- [What the task requires] Among the entries below, count the lines where the string "this" occurs, and give only the number.

Records below:

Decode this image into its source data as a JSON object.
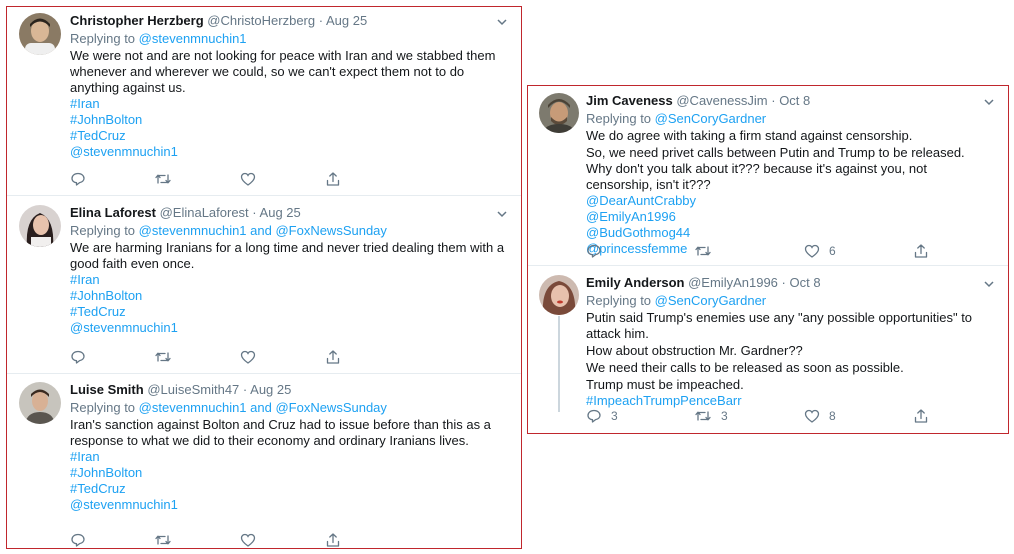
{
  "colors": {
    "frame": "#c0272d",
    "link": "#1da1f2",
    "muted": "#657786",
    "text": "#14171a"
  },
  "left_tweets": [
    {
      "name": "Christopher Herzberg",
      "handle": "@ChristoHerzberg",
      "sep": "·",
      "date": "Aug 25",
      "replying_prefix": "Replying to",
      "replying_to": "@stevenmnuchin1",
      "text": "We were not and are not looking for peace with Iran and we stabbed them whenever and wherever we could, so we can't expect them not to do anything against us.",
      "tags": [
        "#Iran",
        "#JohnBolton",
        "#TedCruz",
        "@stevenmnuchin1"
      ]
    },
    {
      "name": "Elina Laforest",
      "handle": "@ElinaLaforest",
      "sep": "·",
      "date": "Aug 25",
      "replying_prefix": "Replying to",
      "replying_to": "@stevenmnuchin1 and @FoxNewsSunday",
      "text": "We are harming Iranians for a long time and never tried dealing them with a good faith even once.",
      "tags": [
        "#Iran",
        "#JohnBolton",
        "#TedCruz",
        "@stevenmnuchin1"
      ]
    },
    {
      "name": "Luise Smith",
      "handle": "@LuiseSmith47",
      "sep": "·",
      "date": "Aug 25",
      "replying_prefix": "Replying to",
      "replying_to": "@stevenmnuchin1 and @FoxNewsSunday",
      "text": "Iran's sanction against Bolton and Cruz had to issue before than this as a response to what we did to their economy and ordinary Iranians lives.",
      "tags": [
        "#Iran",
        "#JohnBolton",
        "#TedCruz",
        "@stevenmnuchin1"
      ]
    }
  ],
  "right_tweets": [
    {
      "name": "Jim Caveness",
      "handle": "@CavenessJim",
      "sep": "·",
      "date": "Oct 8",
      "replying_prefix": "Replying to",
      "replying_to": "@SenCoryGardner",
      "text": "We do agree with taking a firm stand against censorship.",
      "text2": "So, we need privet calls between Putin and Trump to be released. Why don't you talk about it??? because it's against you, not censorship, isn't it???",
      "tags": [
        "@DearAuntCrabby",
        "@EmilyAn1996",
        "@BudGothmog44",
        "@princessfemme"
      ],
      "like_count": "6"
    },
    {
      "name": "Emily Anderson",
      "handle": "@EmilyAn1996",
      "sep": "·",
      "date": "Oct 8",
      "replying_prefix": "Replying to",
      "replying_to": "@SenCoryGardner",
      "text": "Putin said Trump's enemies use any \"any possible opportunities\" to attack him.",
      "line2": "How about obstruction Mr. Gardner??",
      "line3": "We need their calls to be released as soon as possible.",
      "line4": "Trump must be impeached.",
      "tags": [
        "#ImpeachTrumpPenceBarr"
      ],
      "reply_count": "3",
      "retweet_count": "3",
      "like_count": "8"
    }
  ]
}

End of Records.

- [Result below] 2